Green environmental policy aims to mainstream an ecological perspective in all areas of life. An intact environment is the essential basis of life for us all and for our children. The prosperity that some of us enjoy should not be achieved at the expense of others or future generations. In green environmental policy, justice is built in.
In the past, a reckless disregard for the environment and natural resources was widespread. Today, politicians, businesses and planners should know better. And yet even now, green spaces are being covered in concrete, our water, air and soil are polluted with all kinds of substances, and the systematic overuse of fertilisers continues. The extinction of species as a consequence of human action continues unabated.
Linking conservation and justice
For us Greens, environmental conservation is a value in its own right, but it is also, and crucially, a justice issue. Noise pollution, for example, is still increasing and mainly affects people who cannot afford to live in a quiet neighbourhood. Air pollution, too, still gives cause for concern. New coal-fired power plants, soot and nitrogen oxides from transport and agriculture but also from small combustion systems such as stoves and domestic heating systems contribute to the mix of pollutants in the air we breathe. Chemical residues – sometimes exceeding permissible levels – are still being found in numerous foods and other products, and even include substances which were banned long ago. To say nothing of the cocktail of environmental toxins which affect us and may interact with each other in ways which have not yet been researched or are simply unknown. Meanwhile, more and more children are suffering from allergies, skin conditions and bronchial complaints. The right to an intact environment and healthy living conditions must apply to all citizens equally. Through our green environmental policy, we are working to make this goal a reality.
Protecting the environment – worldwide!
The reckless disregard for the environment reflects global inequalities. Many fishermen and fisherwomen are losing their livelihoods because of industrial overfishing and marine pollution.
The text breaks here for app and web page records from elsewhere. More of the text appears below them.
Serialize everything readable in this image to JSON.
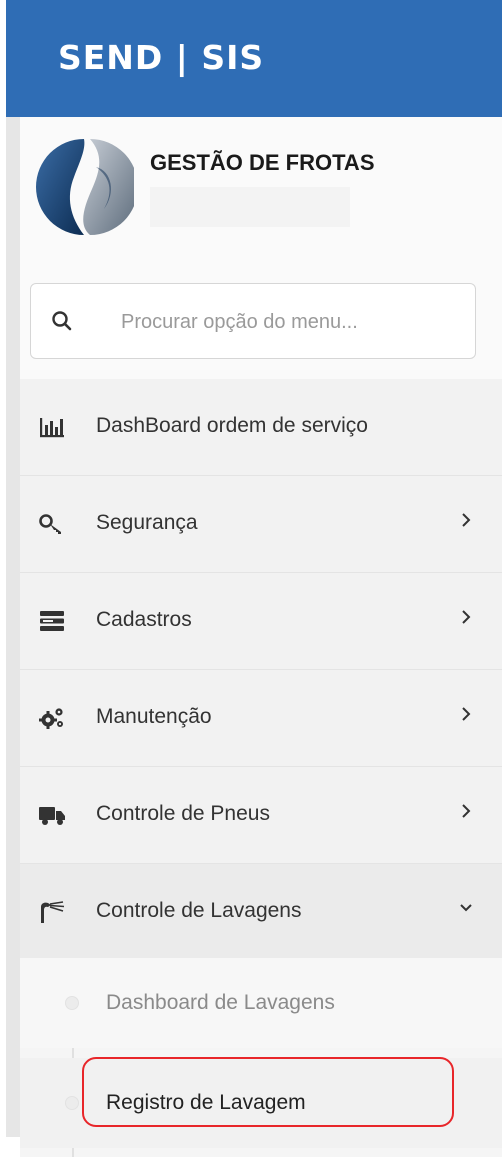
{
  "header": {
    "brand": "SEND | SIS",
    "color": "#2f6db5"
  },
  "company": {
    "name": "GESTÃO DE FROTAS"
  },
  "search": {
    "placeholder": "Procurar opção do menu..."
  },
  "menu": {
    "items": [
      {
        "label": "DashBoard ordem de serviço",
        "icon": "bar-chart-icon",
        "arrow": ""
      },
      {
        "label": "Segurança",
        "icon": "key-icon",
        "arrow": "chevron-right"
      },
      {
        "label": "Cadastros",
        "icon": "list-icon",
        "arrow": "chevron-right"
      },
      {
        "label": "Manutenção",
        "icon": "gears-icon",
        "arrow": "chevron-right"
      },
      {
        "label": "Controle de Pneus",
        "icon": "truck-icon",
        "arrow": "chevron-right"
      },
      {
        "label": "Controle de Lavagens",
        "icon": "spray-icon",
        "arrow": "chevron-down"
      }
    ],
    "submenu": [
      {
        "label": "Dashboard de Lavagens"
      },
      {
        "label": "Registro de Lavagem"
      }
    ]
  },
  "highlight_color": "#e8262a"
}
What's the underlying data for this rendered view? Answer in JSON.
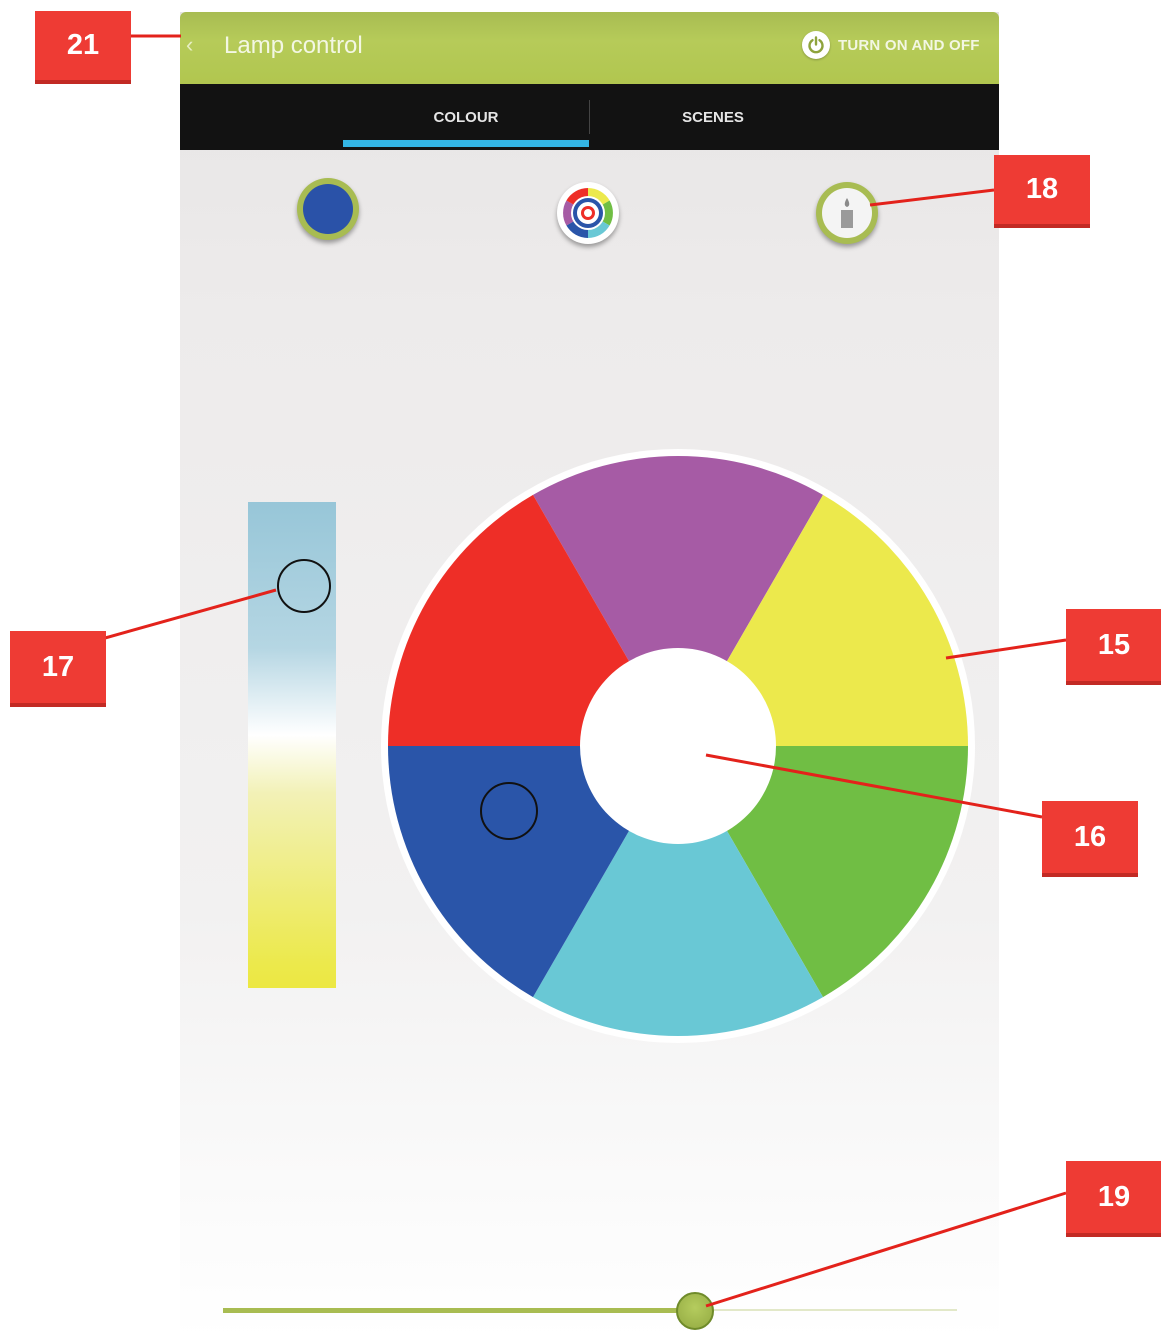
{
  "header": {
    "back_glyph": "‹",
    "title": "Lamp control",
    "power_label": "TURN ON AND OFF",
    "accent": "#a8bc52"
  },
  "tabs": [
    {
      "label": "COLOUR",
      "selected": true
    },
    {
      "label": "SCENES",
      "selected": false
    }
  ],
  "modes": [
    {
      "name": "solid-colour",
      "color": "#2a52a8"
    },
    {
      "name": "colour-wheel"
    },
    {
      "name": "candle"
    }
  ],
  "wheel": {
    "segments": [
      {
        "name": "purple",
        "color": "#a65ba5"
      },
      {
        "name": "yellow",
        "color": "#ece94c"
      },
      {
        "name": "green",
        "color": "#70be44"
      },
      {
        "name": "cyan",
        "color": "#69c8d5"
      },
      {
        "name": "blue",
        "color": "#2a55a9"
      },
      {
        "name": "red",
        "color": "#ee2e27"
      }
    ],
    "selected": "blue"
  },
  "brightness_slider": {
    "value_fraction": 0.64
  },
  "callouts": [
    "21",
    "18",
    "17",
    "15",
    "16",
    "19"
  ]
}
The world's poor regions were promised a green agricultural revolution, for example through the use of genetically modified plants, but instead, they were given new dependencies on international seed and chemical companies. Just 15 per cent of the world's population accounts for more than half of global resource consumption. With their profligate lifestyle, they are making a key contribution to global warming, exporting their garbage to poorer countries, and polluting the seas and the atmosphere. Waste and pollution have become synonyms for prosperity. The destruction of the natural life support systems of future generations continues unabated.
The protection and use of natural resources
We Greens offer our "Green New Deal" as a response to this destructive lifestyle and economy. It combines a sustainable lifestyle and economic activity with a social dimension. Key elements include the protection of nature and biological diversity and the sustainable and equitable use of natural resources. A new resource policy reduces dependency on finite resources and creates new freedoms. Rivers, air and soils should no longer be available free of charge. The sealing of surfaces and noise pollution must be reduced to a minimum. Simple measures help us to conserve precious resources. In this way, we aim to promote the switch to a genuine closed substance cycle which consistently avoids waste and reuses inputs. Whether it is about active noise protection, measures to curb electromagnetic radiation from mobile telephones, or chemicals – our policies aim to achieve genuine progress on the environment. They include limit values which are preventive and protect the health of our children, innovative and sustainable products, and more transparency and participation by citizens.